**ENTRIES PROVIDED**
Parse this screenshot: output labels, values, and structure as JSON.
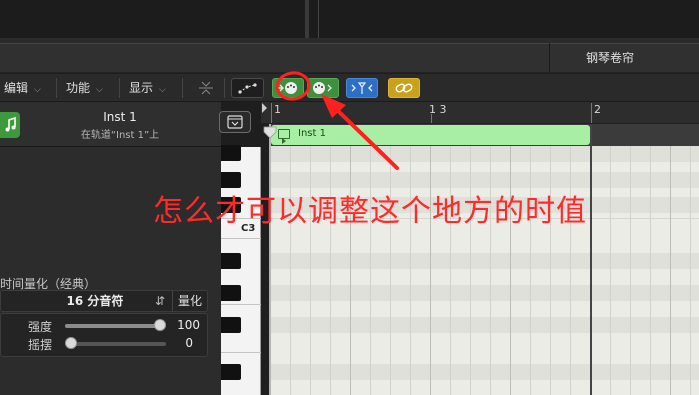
{
  "editor": {
    "title": "钢琴卷帘"
  },
  "toolbar": {
    "menus": [
      {
        "label": "编辑"
      },
      {
        "label": "功能"
      },
      {
        "label": "显示"
      }
    ],
    "tools": [
      "collapse-icon",
      "automation-icon",
      "midi-in-icon",
      "midi-out-icon",
      "scissors-icon",
      "link-icon"
    ]
  },
  "inspector": {
    "track_name": "Inst 1",
    "track_subtitle": "在轨道“Inst 1”上",
    "quantize": {
      "section_title": "时间量化（经典）",
      "value": "16 分音符",
      "button": "量化",
      "strength_label": "强度",
      "strength_value": "100",
      "strength_level": 1.0,
      "swing_label": "摇摆",
      "swing_value": "0",
      "swing_level": 0.0
    }
  },
  "piano": {
    "c3_label": "C3"
  },
  "ruler": {
    "marks": [
      "1",
      "1 3",
      "2"
    ]
  },
  "region": {
    "name": "Inst 1",
    "color": "#a9eea5"
  },
  "annotation": {
    "text": "怎么才可以调整这个地方的时值",
    "color": "#ff2a2a"
  }
}
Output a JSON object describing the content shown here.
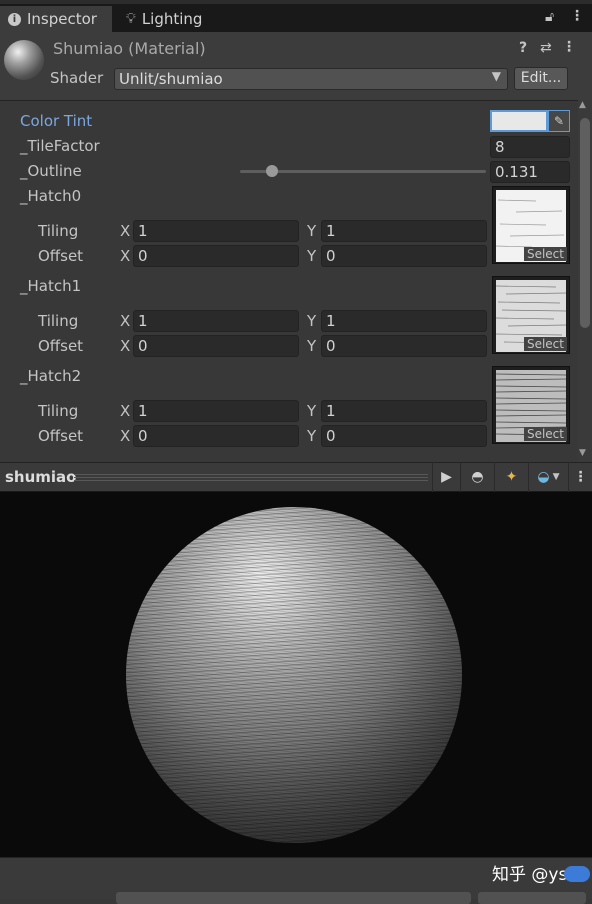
{
  "tabs": [
    {
      "label": "Inspector",
      "icon": "info-icon",
      "active": true
    },
    {
      "label": "Lighting",
      "icon": "lightbulb-icon",
      "active": false
    }
  ],
  "material": {
    "title": "Shumiao (Material)",
    "shader_label": "Shader",
    "shader_value": "Unlit/shumiao",
    "edit_label": "Edit..."
  },
  "properties": {
    "color_tint": {
      "label": "Color Tint",
      "color": "#e8e8e8"
    },
    "tile_factor": {
      "label": "_TileFactor",
      "value": "8"
    },
    "outline": {
      "label": "_Outline",
      "value": "0.131",
      "slider_fraction": 0.131
    },
    "hatches": [
      {
        "label": "_Hatch0",
        "tiling_label": "Tiling",
        "offset_label": "Offset",
        "tiling_x": "1",
        "tiling_y": "1",
        "offset_x": "0",
        "offset_y": "0",
        "select_label": "Select"
      },
      {
        "label": "_Hatch1",
        "tiling_label": "Tiling",
        "offset_label": "Offset",
        "tiling_x": "1",
        "tiling_y": "1",
        "offset_x": "0",
        "offset_y": "0",
        "select_label": "Select"
      },
      {
        "label": "_Hatch2",
        "tiling_label": "Tiling",
        "offset_label": "Offset",
        "tiling_x": "1",
        "tiling_y": "1",
        "offset_x": "0",
        "offset_y": "0",
        "select_label": "Select"
      }
    ],
    "axis_x": "X",
    "axis_y": "Y"
  },
  "preview": {
    "title": "shumiao",
    "background": "#0a0a0a"
  },
  "watermark": "知乎 @ys",
  "colors": {
    "accent": "#5e9bd6",
    "panel": "#383838",
    "field": "#2a2a2a"
  }
}
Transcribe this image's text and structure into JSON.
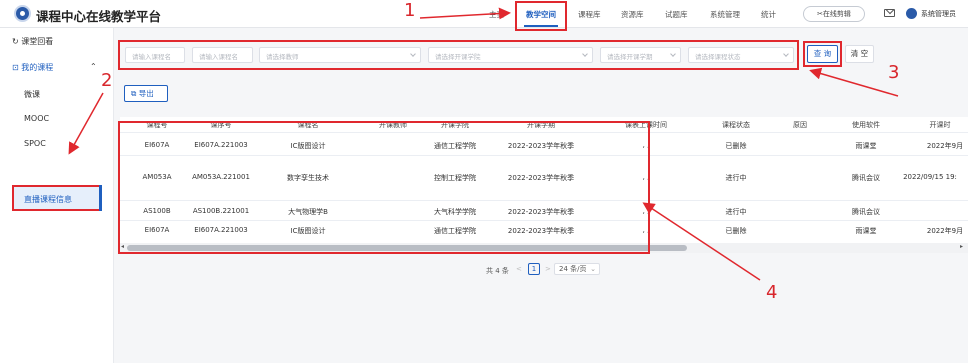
{
  "header": {
    "title": "课程中心在线教学平台",
    "nav": [
      "主页",
      "教学空间",
      "课程库",
      "资源库",
      "试题库",
      "系统管理",
      "统计"
    ],
    "edit_button": "✂在线剪辑",
    "user": "系统管理员"
  },
  "sidebar": {
    "items": [
      "课堂回看",
      "我的课程"
    ],
    "sub_items": [
      "微课",
      "MOOC",
      "SPOC",
      "直播课程信息"
    ]
  },
  "filters": {
    "course_name1": "请输入课程名",
    "course_name2": "请输入课程名",
    "teacher": "请选择教师",
    "college": "请选择开课学院",
    "term": "请选择开课学期",
    "status": "请选择课程状态"
  },
  "buttons": {
    "query": "查 询",
    "clear": "清 空",
    "export": "导出"
  },
  "table": {
    "headers": [
      "课程号",
      "课序号",
      "课程名",
      "开课教师",
      "开课学院",
      "开课学期",
      "课表上课时间",
      "课程状态",
      "原因",
      "使用软件",
      "开课时"
    ],
    "rows": [
      [
        "EI607A",
        "EI607A.221003",
        "IC版图设计",
        "",
        "通信工程学院",
        "2022-2023学年秋季",
        ", ,",
        "已删除",
        "",
        "雨课堂",
        "2022年9月"
      ],
      [
        "AM053A",
        "AM053A.221001",
        "数字孪生技术",
        "",
        "控制工程学院",
        "2022-2023学年秋季",
        ", ,",
        "进行中",
        "",
        "腾讯会议",
        "2022/09/15 19:"
      ],
      [
        "AS100B",
        "AS100B.221001",
        "大气物理学B",
        "",
        "大气科学学院",
        "2022-2023学年秋季",
        ", ,",
        "进行中",
        "",
        "腾讯会议",
        ""
      ],
      [
        "EI607A",
        "EI607A.221003",
        "IC版图设计",
        "",
        "通信工程学院",
        "2022-2023学年秋季",
        ", ,",
        "已删除",
        "",
        "雨课堂",
        "2022年9月"
      ]
    ]
  },
  "pagination": {
    "total": "共 4 条",
    "prev": "<",
    "page": "1",
    "next": ">",
    "size": "24 条/页"
  },
  "annotations": [
    "1",
    "2",
    "3",
    "4"
  ]
}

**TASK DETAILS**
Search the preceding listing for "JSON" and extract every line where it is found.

**RESPONSE AREA**
Parse this screenshot: output labels, values, and structure as JSON.
Output a JSON object describing the content shown here.
Transcribe this image's text and structure into JSON.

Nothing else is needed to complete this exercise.